* WHAT IS REQUIRED:
Reproduce every entry word for word. Drop all pictures from the copy.

+ + + +

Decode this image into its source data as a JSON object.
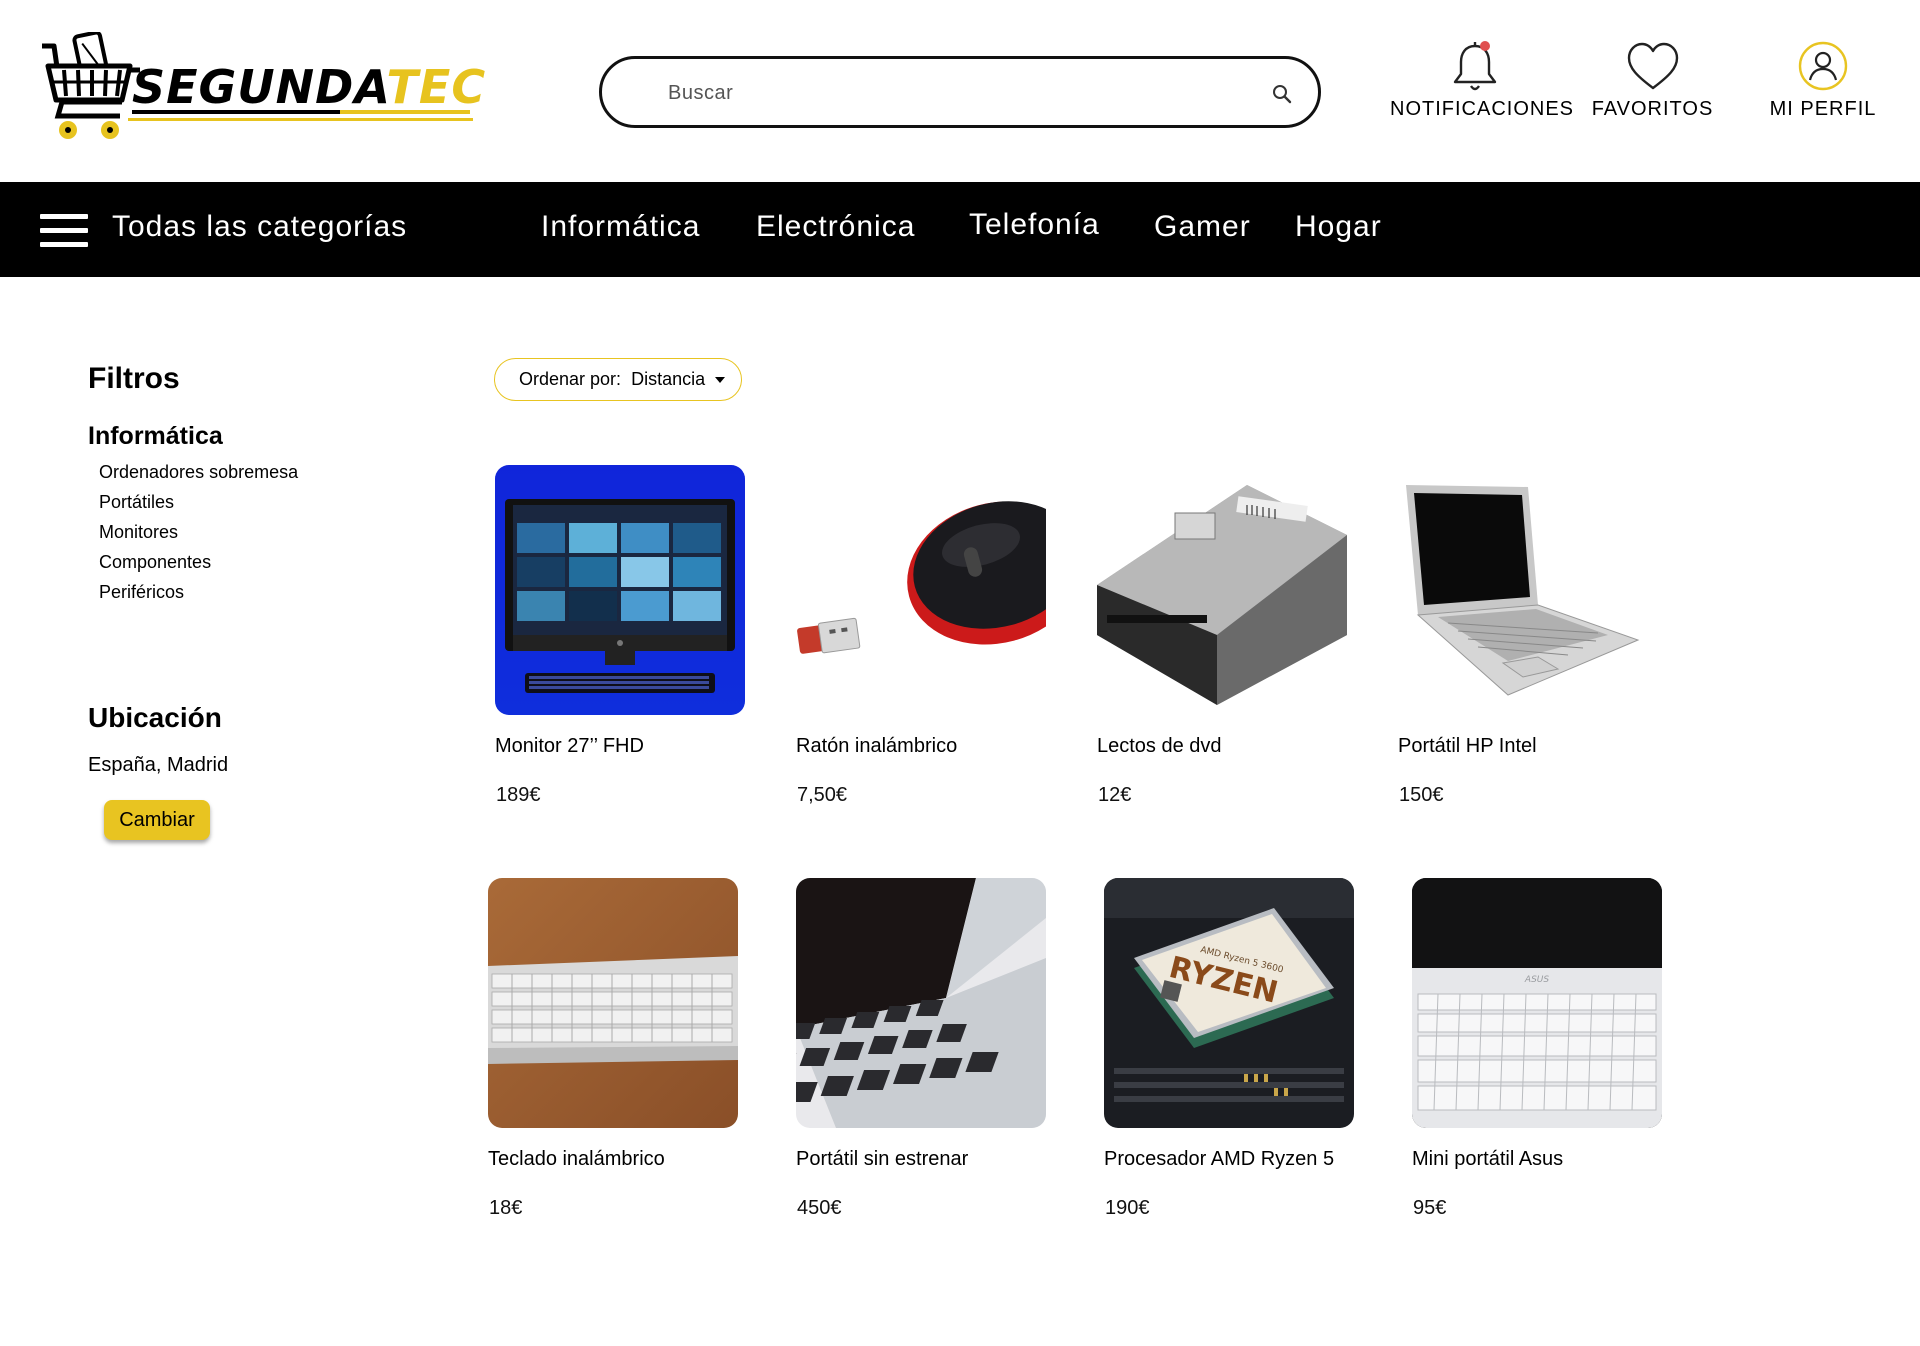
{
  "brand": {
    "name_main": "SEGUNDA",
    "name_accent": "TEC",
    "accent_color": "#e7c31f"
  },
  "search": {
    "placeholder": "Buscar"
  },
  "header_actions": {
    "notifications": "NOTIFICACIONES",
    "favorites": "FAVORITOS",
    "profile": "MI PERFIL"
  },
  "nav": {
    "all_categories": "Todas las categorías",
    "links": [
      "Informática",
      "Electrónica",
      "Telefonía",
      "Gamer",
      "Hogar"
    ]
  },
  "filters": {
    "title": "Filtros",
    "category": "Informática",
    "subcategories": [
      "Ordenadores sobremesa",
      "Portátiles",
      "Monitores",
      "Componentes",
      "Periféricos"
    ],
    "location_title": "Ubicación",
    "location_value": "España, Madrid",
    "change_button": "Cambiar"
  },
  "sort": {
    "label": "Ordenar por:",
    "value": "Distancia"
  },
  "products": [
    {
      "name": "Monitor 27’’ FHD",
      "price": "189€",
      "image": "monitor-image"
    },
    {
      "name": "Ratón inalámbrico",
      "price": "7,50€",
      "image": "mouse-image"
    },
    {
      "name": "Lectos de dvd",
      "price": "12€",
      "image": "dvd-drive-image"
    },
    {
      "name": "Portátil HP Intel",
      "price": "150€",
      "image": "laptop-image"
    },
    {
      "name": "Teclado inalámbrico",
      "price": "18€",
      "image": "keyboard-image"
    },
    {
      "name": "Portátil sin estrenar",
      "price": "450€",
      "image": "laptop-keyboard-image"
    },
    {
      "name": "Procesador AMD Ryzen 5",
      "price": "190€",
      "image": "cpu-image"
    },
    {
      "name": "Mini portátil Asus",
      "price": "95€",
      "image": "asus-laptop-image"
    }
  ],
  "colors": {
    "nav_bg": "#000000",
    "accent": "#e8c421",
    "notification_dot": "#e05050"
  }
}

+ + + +

* SOLUTION FOR THIS TASK:
Decode this image into its source data as a JSON object.
{
  "brand": {
    "name_main": "SEGUNDA",
    "name_accent": "TEC",
    "accent_color": "#e7c31f"
  },
  "search": {
    "placeholder": "Buscar"
  },
  "header_actions": {
    "notifications": "NOTIFICACIONES",
    "favorites": "FAVORITOS",
    "profile": "MI PERFIL"
  },
  "nav": {
    "all_categories": "Todas las categorías",
    "links": [
      "Informática",
      "Electrónica",
      "Telefonía",
      "Gamer",
      "Hogar"
    ]
  },
  "filters": {
    "title": "Filtros",
    "category": "Informática",
    "subcategories": [
      "Ordenadores sobremesa",
      "Portátiles",
      "Monitores",
      "Componentes",
      "Periféricos"
    ],
    "location_title": "Ubicación",
    "location_value": "España, Madrid",
    "change_button": "Cambiar"
  },
  "sort": {
    "label": "Ordenar por:",
    "value": "Distancia"
  },
  "products": [
    {
      "name": "Monitor 27’’ FHD",
      "price": "189€",
      "image": "monitor-image"
    },
    {
      "name": "Ratón inalámbrico",
      "price": "7,50€",
      "image": "mouse-image"
    },
    {
      "name": "Lectos de dvd",
      "price": "12€",
      "image": "dvd-drive-image"
    },
    {
      "name": "Portátil HP Intel",
      "price": "150€",
      "image": "laptop-image"
    },
    {
      "name": "Teclado inalámbrico",
      "price": "18€",
      "image": "keyboard-image"
    },
    {
      "name": "Portátil sin estrenar",
      "price": "450€",
      "image": "laptop-keyboard-image"
    },
    {
      "name": "Procesador AMD Ryzen 5",
      "price": "190€",
      "image": "cpu-image"
    },
    {
      "name": "Mini portátil Asus",
      "price": "95€",
      "image": "asus-laptop-image"
    }
  ],
  "colors": {
    "nav_bg": "#000000",
    "accent": "#e8c421",
    "notification_dot": "#e05050"
  }
}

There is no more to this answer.